== Source data ==
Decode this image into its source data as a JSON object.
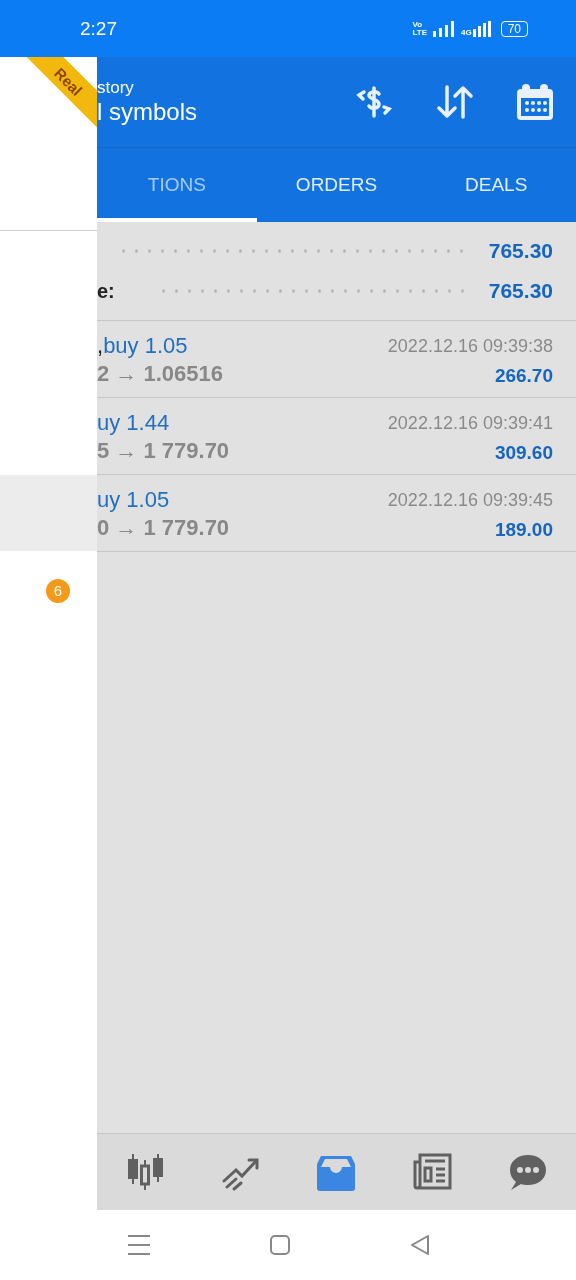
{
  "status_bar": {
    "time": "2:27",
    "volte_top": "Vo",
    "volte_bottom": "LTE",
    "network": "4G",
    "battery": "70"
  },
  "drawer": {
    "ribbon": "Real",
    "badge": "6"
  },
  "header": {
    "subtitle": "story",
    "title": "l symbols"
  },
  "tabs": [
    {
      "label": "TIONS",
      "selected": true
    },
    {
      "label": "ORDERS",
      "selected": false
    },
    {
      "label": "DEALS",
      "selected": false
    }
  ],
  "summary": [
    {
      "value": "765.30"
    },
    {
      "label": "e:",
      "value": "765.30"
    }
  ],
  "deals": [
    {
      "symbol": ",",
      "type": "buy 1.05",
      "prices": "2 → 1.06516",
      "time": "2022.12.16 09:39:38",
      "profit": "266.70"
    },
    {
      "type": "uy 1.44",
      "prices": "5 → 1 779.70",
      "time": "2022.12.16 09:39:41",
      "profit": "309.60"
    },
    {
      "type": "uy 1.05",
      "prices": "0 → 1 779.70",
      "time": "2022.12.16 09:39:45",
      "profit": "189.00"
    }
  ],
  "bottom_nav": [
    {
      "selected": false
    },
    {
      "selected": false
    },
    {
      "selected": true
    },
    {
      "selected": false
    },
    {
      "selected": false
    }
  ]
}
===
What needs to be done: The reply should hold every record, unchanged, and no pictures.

Expected output:
Decode this image into its source data as a JSON object.
{
  "status_bar": {
    "time": "2:27",
    "volte_top": "Vo",
    "volte_bottom": "LTE",
    "network": "4G",
    "battery": "70"
  },
  "drawer": {
    "ribbon": "Real",
    "badge": "6"
  },
  "header": {
    "subtitle": "story",
    "title": "l symbols"
  },
  "tabs": [
    {
      "label": "TIONS",
      "selected": true
    },
    {
      "label": "ORDERS",
      "selected": false
    },
    {
      "label": "DEALS",
      "selected": false
    }
  ],
  "summary": [
    {
      "value": "765.30"
    },
    {
      "label": "e:",
      "value": "765.30"
    }
  ],
  "deals": [
    {
      "symbol": ",",
      "type": "buy 1.05",
      "prices": "2 → 1.06516",
      "time": "2022.12.16 09:39:38",
      "profit": "266.70"
    },
    {
      "type": "uy 1.44",
      "prices": "5 → 1 779.70",
      "time": "2022.12.16 09:39:41",
      "profit": "309.60"
    },
    {
      "type": "uy 1.05",
      "prices": "0 → 1 779.70",
      "time": "2022.12.16 09:39:45",
      "profit": "189.00"
    }
  ],
  "bottom_nav": [
    {
      "selected": false
    },
    {
      "selected": false
    },
    {
      "selected": true
    },
    {
      "selected": false
    },
    {
      "selected": false
    }
  ]
}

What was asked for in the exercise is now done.